If you are baking with convection (fan-forced), please adjust the recipes accordingly. Be also prepared that the convection oven can cause your baked goods to dry out quickly and still be raw inside. Be aware that it takes at least 15-20 minutes for a standard American Oven to be fully preheated. I highly recommend investing in an Oven Thermometer.
Substitutions and Modifications
Any dietary or ingredient modifications/substitutions to this recipe may alter the end result in appearance and taste. I test my recipes several times as published in this post and The Gluten Free Austrian Blog is not responsible for the outcome of any recipe you find on our website.
Best Homemade Hot Chocolate
Who does not love a cup of rich and creamy homemade Hot Chocolate on a chilly day? This easy recipe for hot chocolate is made with real chocolate, milk (non-dairy if needed), and vanilla. Top it with a generous dollop of freshly whipped cream or a homemade Vanilla Marshmallow. A combination of dark and milk chocolate is the perfect combination for the ultimate hot cocoa.
Best Homemade Hot Chocolate

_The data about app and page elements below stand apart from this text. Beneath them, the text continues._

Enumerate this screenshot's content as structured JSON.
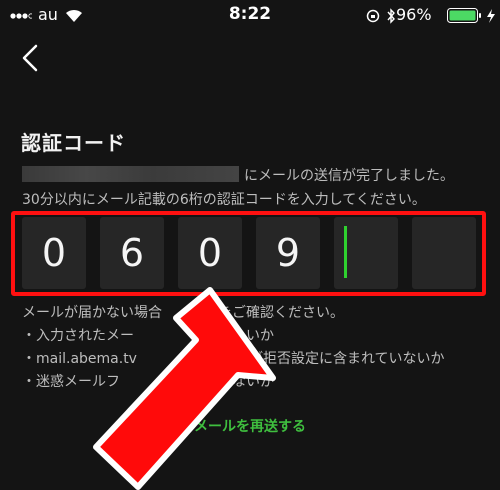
{
  "status_bar": {
    "carrier": "au",
    "time": "8:22",
    "battery_percent": "96%"
  },
  "page": {
    "title": "認証コード",
    "sent_message": "にメールの送信が完了しました。",
    "instruction": "30分以内にメール記載の6桁の認証コードを入力してください。"
  },
  "code": {
    "digits": [
      "0",
      "6",
      "0",
      "9",
      "",
      ""
    ]
  },
  "help": {
    "title": "メールが届かない場合　　　　をご確認ください。",
    "items": [
      "・入力されたメー　　　　　が正しいか",
      "・mail.abema.tv　　　　アドレスが拒否設定に含まれていないか",
      "・迷惑メールフ　　　　　　ていないか"
    ]
  },
  "actions": {
    "resend": "メールを再送する"
  },
  "colors": {
    "background": "#141414",
    "accent_green": "#3fbf3f",
    "highlight_red": "#ff1010"
  }
}
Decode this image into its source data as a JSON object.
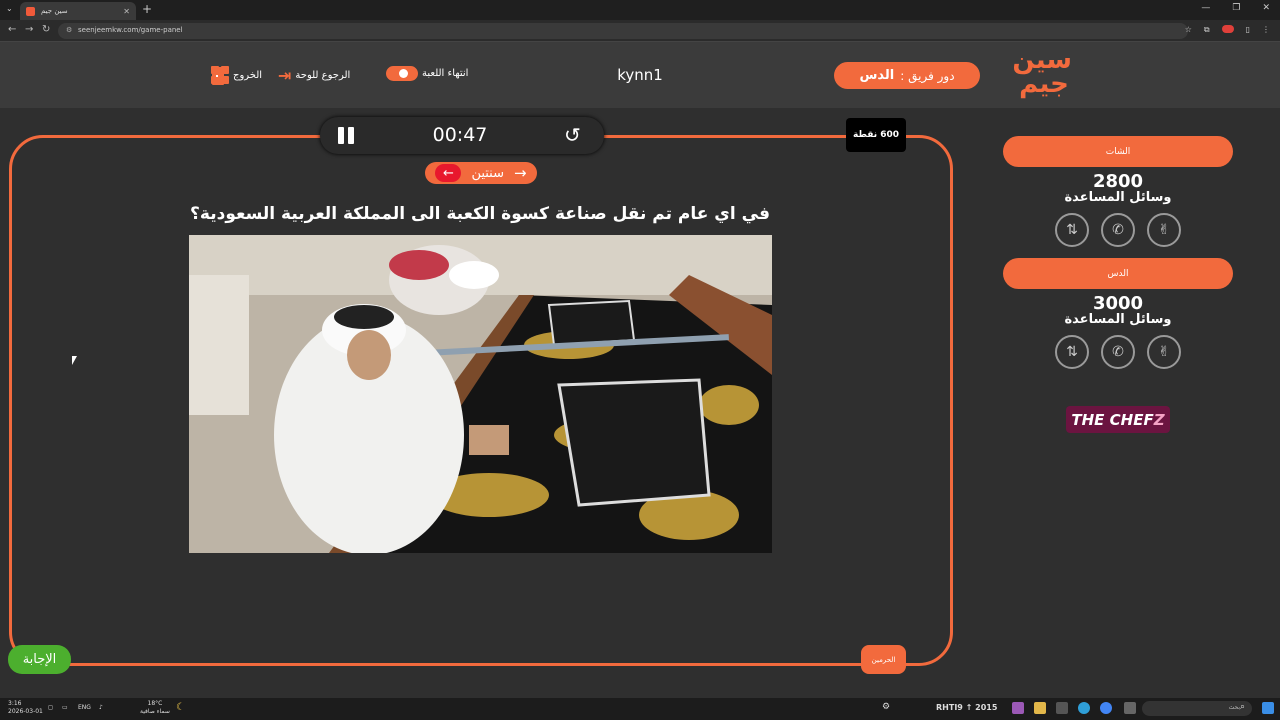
{
  "browser": {
    "tab_title": "سين جيم",
    "url": "seenjeemkw.com/game-panel"
  },
  "header": {
    "logo_text_line1": "سين",
    "logo_text_line2": "جيم",
    "turn_label": "دور فريق :",
    "turn_team": "الدس",
    "game_name": "kynn1",
    "end_game_label": "انتهاء اللعبة",
    "back_to_board_label": "الرجوع للوحة",
    "exit_label": "الخروج"
  },
  "question_panel": {
    "timer": "00:47",
    "points": "600 نقطة",
    "category": "سنتين",
    "question": "في اي عام تم نقل صناعة كسوة الكعبة الى المملكة العربية السعودية؟",
    "answer_label": "الإجابة",
    "tag_label": "الحرمين"
  },
  "teams": [
    {
      "name": "الشات",
      "score": "2800",
      "aids_label": "وسائل المساعدة"
    },
    {
      "name": "الدس",
      "score": "3000",
      "aids_label": "وسائل المساعدة"
    }
  ],
  "sponsor": {
    "part1": "THE CHEF",
    "part2": "Z"
  },
  "taskbar": {
    "time": "3:16",
    "date": "2026-03-01",
    "lang": "ENG",
    "weather_temp": "18°C",
    "weather_desc": "سماء صافية",
    "ticker": "RHTI9 ↑ 2015",
    "search_placeholder": "بحث"
  },
  "colors": {
    "accent": "#f26a3d",
    "answer": "#4caf2e",
    "category_arrow": "#e8182d",
    "background": "#2f2f2f"
  }
}
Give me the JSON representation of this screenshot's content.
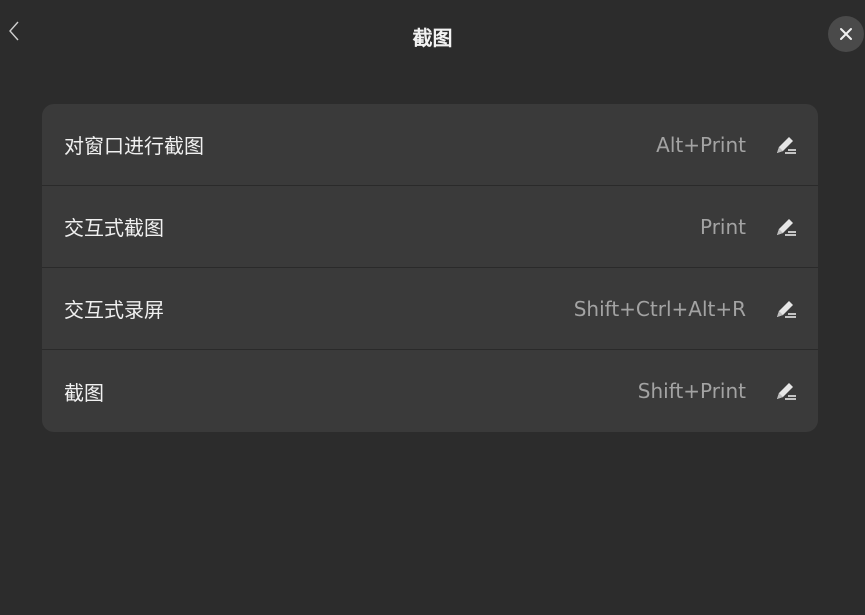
{
  "header": {
    "back_icon": "chevron-left-icon",
    "title": "截图",
    "close_icon": "close-icon"
  },
  "shortcuts": [
    {
      "label": "对窗口进行截图",
      "shortcut": "Alt+Print",
      "icon": "edit-icon"
    },
    {
      "label": "交互式截图",
      "shortcut": "Print",
      "icon": "edit-icon"
    },
    {
      "label": "交互式录屏",
      "shortcut": "Shift+Ctrl+Alt+R",
      "icon": "edit-icon"
    },
    {
      "label": "截图",
      "shortcut": "Shift+Print",
      "icon": "edit-icon"
    }
  ],
  "colors": {
    "background": "#2c2c2c",
    "card": "#3a3a3a",
    "text": "#f0f0f0",
    "shortcut_text": "#a3a3a3"
  }
}
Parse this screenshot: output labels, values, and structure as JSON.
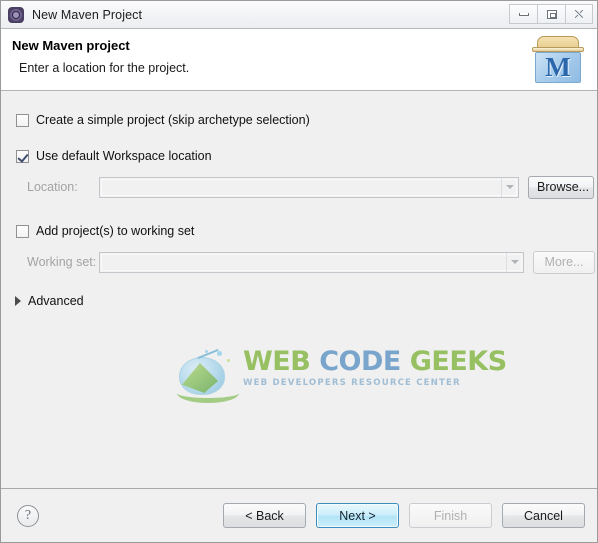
{
  "window": {
    "title": "New Maven Project",
    "icon": "maven-gear-icon",
    "controls": {
      "minimize": "minimize-icon",
      "maximize": "restore-icon",
      "close": "close-icon"
    }
  },
  "header": {
    "title": "New Maven project",
    "subtitle": "Enter a location for the project.",
    "logo_letter": "M",
    "logo_name": "maven-box-logo"
  },
  "form": {
    "simple_project": {
      "label": "Create a simple project (skip archetype selection)",
      "checked": false
    },
    "default_workspace": {
      "label": "Use default Workspace location",
      "checked": true
    },
    "location": {
      "label": "Location:",
      "value": "",
      "placeholder": "",
      "disabled": true,
      "browse_button": "Browse..."
    },
    "working_set_checkbox": {
      "label": "Add project(s) to working set",
      "checked": false
    },
    "working_set": {
      "label": "Working set:",
      "value": "",
      "placeholder": "",
      "disabled": true,
      "more_button": "More..."
    },
    "advanced": {
      "label": "Advanced",
      "expanded": false
    }
  },
  "watermark": {
    "word1": "WEB",
    "word2": "CODE",
    "word3": "GEEKS",
    "tagline": "WEB DEVELOPERS RESOURCE CENTER",
    "color_green": "#8fbc57",
    "color_blue": "#6f9fc9",
    "tagline_color": "#9bbad3"
  },
  "footer": {
    "help": "?",
    "back_button": "< Back",
    "next_button": "Next >",
    "finish_button": "Finish",
    "cancel_button": "Cancel",
    "next_accent": "#3c8dbc"
  }
}
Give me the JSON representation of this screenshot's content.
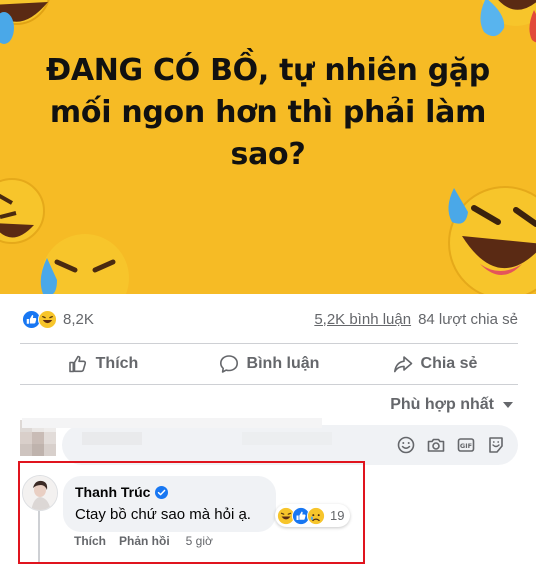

- 500 grams whole milk
- 140 grams dark chocolate, finely chopped
- 70 grams milk chocolate, finely chopped
- pinch of salt
- ½ teaspoon vanilla (optional)
Hot Chocolate Toppings
- homemade Vanilla Marshmallow, chocolate shavings, whipped cream - whatever your heart desires!
How to make Hot Chocolate
- Finely chop your chocolate of choice
- Heat milk in a medium-size pot.
- Once the milk is warm, remove from the heat and whisk in the chocolate until it’s melted.
- If you would like a thick hot chocolate return to a very low heat and cook for 2-3 minutes stirring constantly. Be careful not to burn it or over-boil it.
- Sweeten with brown sugar if desired but if you add some homemade marshmallows and extra chocolate shavings, there is no need for additional sugar.
- Serve warm!
Amount Per Serving: Calories: 250
Calories are a guestimate.
Thank you for this new recipe. Love hot chocolate and a new recipe is fun to try. And for the measuring, before I had used a scale, I hated recipes that needed a scale. But after buying a scale and weighing ingredients, I AM SOLD. I even use my scale for portioning out dough for muffins and cookies!! Now I hate using recipes that are by volume. I don't get the consistent results when I use those. It's just a paradigm shift for those of us who didn't grow up with it. Things like almond flour and potato starch are so hard to measure accurately with cups. You are wonderful to follow.
my DD loves this hot cocolate!
Delicious and straightforward recipe! I went with the direction for thick hot chocolate and it was amazing! So decadent, almost like drinking straight up melted chocolate. I will definitely be making this one again.
TYPO - Under "can I add liquor" - I believe it should read "up to you" rather than "you to you"
Thank you! I will fix this (and stop drinking spiked hot chocolate while writing blog posts - just kidding)